| Requirement |
Everything from the line holding "Serialize everything readable" through the final line of the entries below is to be duplicated exactly, and nothing outside that span.

| Source material |
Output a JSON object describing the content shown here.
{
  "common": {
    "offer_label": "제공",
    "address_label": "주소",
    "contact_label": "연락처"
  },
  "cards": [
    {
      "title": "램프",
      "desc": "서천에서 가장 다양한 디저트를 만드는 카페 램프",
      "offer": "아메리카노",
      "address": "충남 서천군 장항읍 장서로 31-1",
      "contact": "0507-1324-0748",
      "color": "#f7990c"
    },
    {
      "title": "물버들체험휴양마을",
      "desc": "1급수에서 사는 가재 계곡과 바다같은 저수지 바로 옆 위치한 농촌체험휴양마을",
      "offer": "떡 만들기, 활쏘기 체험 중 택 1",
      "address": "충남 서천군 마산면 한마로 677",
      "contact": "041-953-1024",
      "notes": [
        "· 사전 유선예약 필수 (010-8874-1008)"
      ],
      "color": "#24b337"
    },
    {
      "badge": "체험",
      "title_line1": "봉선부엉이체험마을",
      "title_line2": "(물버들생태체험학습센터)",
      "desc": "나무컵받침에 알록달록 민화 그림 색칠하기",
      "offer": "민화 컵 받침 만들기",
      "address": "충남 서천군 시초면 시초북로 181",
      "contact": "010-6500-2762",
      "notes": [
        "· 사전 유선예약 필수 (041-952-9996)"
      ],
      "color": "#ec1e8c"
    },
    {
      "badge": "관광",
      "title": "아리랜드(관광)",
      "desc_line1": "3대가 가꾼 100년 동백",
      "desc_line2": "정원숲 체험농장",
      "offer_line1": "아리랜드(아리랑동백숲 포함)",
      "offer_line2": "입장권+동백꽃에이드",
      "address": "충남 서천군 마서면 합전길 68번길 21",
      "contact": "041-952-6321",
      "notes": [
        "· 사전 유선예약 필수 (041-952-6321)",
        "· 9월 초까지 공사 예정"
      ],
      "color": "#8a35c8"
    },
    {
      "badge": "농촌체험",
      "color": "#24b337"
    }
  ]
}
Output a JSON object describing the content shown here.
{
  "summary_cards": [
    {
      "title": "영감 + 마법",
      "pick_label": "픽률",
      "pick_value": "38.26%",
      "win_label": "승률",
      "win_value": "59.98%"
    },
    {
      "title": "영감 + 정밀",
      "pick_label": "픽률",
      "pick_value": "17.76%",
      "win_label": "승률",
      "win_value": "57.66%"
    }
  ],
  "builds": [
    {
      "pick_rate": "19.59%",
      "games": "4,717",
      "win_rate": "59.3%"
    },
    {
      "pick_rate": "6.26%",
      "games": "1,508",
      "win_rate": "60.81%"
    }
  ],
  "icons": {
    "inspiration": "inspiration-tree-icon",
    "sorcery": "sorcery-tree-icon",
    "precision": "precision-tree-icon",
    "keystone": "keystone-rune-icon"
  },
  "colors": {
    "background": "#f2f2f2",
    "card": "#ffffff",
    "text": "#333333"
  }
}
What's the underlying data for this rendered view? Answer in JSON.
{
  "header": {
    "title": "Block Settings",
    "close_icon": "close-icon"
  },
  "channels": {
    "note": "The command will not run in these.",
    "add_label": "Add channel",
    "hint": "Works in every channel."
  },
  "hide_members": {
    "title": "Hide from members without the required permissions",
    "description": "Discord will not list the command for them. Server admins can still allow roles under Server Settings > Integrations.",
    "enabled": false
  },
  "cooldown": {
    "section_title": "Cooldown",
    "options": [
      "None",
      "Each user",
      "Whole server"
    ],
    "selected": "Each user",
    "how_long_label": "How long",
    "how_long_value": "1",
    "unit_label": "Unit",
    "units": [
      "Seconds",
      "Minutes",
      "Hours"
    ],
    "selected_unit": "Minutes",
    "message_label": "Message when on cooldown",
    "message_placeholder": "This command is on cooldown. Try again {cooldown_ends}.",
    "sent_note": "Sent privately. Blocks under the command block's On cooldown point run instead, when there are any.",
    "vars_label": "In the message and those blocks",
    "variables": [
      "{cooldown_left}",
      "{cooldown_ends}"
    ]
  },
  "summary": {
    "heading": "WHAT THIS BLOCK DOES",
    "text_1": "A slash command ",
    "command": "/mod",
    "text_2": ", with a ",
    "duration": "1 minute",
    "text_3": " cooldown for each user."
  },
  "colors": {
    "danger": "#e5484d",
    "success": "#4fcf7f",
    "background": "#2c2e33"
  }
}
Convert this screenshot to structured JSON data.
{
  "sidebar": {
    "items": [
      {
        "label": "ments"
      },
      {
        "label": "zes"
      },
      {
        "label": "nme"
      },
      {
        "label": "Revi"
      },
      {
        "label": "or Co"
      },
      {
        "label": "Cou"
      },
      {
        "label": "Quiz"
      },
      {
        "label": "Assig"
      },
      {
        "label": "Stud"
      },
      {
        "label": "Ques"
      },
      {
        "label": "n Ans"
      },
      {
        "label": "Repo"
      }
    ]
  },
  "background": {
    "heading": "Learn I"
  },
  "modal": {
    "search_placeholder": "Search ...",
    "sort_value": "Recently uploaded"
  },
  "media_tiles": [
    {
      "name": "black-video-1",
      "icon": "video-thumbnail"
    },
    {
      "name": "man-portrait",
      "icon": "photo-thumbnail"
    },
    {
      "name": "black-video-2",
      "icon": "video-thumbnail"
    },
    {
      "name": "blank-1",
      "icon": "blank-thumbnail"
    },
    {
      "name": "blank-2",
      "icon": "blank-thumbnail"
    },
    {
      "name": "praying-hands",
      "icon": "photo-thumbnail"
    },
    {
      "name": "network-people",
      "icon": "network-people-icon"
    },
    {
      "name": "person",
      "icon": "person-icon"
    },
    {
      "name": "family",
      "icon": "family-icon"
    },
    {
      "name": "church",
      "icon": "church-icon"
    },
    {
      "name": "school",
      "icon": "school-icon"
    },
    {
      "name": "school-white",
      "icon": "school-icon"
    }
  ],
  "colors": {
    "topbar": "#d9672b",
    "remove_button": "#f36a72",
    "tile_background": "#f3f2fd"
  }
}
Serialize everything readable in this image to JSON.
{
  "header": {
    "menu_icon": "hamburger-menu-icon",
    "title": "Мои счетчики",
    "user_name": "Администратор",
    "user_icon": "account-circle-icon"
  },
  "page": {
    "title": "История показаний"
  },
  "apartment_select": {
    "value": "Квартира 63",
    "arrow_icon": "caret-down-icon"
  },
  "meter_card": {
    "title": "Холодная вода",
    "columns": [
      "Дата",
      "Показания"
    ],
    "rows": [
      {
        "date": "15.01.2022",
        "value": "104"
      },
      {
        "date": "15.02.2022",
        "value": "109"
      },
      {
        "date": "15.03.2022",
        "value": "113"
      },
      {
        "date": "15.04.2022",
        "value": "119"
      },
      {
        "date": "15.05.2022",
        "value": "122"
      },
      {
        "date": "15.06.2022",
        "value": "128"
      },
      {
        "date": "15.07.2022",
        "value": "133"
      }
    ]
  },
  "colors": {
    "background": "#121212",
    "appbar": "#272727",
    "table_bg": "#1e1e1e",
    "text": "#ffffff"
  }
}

| Response to this task |
Serialize everything readable in this image to JSON.
{
  "header": {
    "menu_icon": "hamburger-menu-icon",
    "title": "Мои счетчики",
    "user_name": "Администратор",
    "user_icon": "account-circle-icon"
  },
  "page": {
    "title": "История показаний"
  },
  "apartment_select": {
    "value": "Квартира 63",
    "arrow_icon": "caret-down-icon"
  },
  "meter_card": {
    "title": "Холодная вода",
    "columns": [
      "Дата",
      "Показания"
    ],
    "rows": [
      {
        "date": "15.01.2022",
        "value": "104"
      },
      {
        "date": "15.02.2022",
        "value": "109"
      },
      {
        "date": "15.03.2022",
        "value": "113"
      },
      {
        "date": "15.04.2022",
        "value": "119"
      },
      {
        "date": "15.05.2022",
        "value": "122"
      },
      {
        "date": "15.06.2022",
        "value": "128"
      },
      {
        "date": "15.07.2022",
        "value": "133"
      }
    ]
  },
  "colors": {
    "background": "#121212",
    "appbar": "#272727",
    "table_bg": "#1e1e1e",
    "text": "#ffffff"
  }
}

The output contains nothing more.